Source records
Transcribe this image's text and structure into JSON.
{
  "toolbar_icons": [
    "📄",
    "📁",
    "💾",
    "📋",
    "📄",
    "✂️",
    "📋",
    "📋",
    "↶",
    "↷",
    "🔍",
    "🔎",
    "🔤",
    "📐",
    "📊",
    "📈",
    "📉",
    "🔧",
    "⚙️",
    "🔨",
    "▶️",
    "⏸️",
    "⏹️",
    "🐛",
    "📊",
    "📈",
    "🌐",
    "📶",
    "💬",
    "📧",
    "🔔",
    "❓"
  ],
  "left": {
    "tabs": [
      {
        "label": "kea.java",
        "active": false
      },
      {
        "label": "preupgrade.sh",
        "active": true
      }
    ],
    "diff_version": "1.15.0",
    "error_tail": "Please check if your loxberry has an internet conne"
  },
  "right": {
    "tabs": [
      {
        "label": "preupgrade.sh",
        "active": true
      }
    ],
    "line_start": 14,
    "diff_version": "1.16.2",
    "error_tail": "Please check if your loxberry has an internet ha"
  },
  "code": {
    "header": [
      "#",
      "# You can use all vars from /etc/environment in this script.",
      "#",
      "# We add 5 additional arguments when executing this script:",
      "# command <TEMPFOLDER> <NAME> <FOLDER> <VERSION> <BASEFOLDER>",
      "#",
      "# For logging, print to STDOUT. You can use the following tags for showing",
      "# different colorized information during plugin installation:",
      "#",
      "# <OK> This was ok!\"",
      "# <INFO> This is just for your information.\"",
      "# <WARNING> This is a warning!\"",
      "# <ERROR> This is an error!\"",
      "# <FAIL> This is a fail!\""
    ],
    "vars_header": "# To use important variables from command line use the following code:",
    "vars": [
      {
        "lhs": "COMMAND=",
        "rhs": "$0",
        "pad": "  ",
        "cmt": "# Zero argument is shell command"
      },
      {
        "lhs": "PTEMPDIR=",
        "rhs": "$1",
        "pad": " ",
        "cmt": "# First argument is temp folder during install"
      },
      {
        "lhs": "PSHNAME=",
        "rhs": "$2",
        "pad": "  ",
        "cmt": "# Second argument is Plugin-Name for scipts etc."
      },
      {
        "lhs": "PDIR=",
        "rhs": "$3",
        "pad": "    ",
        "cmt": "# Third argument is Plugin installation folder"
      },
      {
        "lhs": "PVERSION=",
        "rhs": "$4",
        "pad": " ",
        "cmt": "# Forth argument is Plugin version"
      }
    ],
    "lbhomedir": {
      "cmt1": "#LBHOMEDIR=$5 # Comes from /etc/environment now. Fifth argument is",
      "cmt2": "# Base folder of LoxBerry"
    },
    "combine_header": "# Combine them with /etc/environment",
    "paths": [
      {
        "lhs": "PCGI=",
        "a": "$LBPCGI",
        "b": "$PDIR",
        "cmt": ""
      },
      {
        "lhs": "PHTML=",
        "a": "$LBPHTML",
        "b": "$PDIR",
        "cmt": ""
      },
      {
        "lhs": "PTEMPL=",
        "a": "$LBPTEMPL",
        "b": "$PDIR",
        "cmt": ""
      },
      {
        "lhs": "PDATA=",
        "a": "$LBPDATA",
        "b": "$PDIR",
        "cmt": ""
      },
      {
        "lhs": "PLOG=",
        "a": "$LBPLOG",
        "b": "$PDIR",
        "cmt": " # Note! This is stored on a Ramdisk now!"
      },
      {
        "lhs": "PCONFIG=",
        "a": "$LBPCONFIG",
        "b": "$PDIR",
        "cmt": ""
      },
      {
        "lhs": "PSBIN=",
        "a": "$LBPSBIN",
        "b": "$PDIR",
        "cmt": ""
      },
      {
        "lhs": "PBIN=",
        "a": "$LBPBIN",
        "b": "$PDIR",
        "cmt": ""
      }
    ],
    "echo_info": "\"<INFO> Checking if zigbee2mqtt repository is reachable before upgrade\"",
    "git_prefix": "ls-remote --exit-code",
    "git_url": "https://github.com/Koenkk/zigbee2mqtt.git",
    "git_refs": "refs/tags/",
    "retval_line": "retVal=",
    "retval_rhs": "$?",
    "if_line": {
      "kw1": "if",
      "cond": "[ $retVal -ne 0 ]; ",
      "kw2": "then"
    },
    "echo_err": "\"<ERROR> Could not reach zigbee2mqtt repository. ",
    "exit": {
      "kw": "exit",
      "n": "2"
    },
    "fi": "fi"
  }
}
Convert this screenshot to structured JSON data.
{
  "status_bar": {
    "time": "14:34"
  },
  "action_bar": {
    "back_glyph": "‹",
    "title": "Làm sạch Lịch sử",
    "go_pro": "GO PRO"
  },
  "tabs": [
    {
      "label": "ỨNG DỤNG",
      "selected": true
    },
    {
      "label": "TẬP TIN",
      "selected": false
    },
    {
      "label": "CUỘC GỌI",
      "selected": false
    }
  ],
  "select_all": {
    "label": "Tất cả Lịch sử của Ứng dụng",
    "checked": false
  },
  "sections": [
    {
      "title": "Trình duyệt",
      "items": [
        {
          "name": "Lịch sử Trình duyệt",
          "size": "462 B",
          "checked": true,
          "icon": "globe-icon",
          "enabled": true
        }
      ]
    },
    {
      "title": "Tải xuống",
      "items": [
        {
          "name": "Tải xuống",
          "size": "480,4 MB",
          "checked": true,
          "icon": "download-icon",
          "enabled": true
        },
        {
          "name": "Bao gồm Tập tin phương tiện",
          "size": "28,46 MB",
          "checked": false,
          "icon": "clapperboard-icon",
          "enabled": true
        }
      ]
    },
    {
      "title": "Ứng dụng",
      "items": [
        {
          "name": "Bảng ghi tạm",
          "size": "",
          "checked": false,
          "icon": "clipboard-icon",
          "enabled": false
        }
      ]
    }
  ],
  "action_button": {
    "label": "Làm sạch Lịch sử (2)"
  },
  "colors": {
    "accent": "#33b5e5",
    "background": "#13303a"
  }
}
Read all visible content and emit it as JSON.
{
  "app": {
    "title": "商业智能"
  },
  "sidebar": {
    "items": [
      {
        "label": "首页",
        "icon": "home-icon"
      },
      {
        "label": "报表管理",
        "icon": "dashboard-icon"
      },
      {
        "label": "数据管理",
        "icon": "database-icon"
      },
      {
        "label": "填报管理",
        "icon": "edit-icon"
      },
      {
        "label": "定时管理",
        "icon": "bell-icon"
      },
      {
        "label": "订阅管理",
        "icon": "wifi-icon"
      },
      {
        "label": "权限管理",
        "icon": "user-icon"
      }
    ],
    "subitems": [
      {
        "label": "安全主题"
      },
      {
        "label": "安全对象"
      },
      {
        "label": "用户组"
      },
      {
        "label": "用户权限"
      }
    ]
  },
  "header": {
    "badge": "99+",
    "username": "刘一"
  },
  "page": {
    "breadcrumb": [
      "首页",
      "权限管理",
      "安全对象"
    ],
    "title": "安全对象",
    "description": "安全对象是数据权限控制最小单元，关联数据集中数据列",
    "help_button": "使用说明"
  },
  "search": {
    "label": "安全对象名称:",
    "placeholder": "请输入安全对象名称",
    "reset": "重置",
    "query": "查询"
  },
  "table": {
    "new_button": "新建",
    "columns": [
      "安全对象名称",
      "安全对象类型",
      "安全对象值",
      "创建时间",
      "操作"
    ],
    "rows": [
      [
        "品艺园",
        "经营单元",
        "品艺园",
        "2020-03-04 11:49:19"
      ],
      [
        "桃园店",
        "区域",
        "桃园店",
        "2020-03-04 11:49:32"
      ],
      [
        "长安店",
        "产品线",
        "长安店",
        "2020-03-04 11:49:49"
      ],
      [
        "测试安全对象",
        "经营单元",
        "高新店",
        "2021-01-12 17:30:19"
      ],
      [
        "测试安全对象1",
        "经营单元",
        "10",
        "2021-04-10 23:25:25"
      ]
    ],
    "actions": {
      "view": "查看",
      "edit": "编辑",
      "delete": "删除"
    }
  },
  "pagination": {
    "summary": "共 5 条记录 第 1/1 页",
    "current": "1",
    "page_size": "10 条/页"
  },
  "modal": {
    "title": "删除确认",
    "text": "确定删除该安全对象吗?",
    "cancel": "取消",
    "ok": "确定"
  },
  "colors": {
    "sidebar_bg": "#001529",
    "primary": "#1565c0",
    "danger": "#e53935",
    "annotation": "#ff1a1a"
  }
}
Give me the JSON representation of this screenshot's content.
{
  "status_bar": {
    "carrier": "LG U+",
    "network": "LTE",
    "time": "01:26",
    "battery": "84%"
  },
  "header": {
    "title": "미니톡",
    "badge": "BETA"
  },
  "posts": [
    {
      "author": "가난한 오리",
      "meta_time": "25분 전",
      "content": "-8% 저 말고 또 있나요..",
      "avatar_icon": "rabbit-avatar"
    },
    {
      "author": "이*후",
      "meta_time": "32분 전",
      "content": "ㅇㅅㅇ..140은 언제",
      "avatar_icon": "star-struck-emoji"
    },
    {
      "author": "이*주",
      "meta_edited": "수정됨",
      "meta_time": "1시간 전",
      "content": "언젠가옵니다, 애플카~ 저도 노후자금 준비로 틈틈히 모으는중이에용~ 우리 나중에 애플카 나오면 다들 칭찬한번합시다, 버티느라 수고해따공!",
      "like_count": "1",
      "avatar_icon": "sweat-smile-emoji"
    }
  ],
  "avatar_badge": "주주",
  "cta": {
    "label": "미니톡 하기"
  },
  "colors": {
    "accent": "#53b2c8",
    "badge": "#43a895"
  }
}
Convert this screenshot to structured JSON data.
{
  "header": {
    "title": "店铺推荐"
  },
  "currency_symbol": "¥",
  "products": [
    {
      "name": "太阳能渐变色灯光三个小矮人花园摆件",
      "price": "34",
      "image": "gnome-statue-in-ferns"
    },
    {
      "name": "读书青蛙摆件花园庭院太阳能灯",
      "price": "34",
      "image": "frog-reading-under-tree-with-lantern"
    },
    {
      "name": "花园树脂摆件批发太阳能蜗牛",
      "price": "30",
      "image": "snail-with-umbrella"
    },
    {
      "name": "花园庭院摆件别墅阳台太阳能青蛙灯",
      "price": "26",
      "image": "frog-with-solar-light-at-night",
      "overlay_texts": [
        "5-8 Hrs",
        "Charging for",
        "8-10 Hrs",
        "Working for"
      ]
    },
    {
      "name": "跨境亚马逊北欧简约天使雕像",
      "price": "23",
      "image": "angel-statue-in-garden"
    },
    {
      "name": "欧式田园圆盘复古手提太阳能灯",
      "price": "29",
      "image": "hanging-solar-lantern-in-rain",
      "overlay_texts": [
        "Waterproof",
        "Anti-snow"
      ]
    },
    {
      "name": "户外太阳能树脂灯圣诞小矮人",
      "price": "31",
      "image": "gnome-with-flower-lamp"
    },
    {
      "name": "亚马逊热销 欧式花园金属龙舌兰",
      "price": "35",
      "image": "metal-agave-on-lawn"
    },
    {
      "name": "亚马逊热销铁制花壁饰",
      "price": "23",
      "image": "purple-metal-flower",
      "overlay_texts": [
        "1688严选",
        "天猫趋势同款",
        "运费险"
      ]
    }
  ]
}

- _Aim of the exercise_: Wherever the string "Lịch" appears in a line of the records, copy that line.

- _Output_:
    "title": "Làm sạch Lịch sử",
    "label": "Tất cả Lịch sử của Ứng dụng",
          "name": "Lịch sử Trình duyệt",
    "label": "Làm sạch Lịch sử (2)"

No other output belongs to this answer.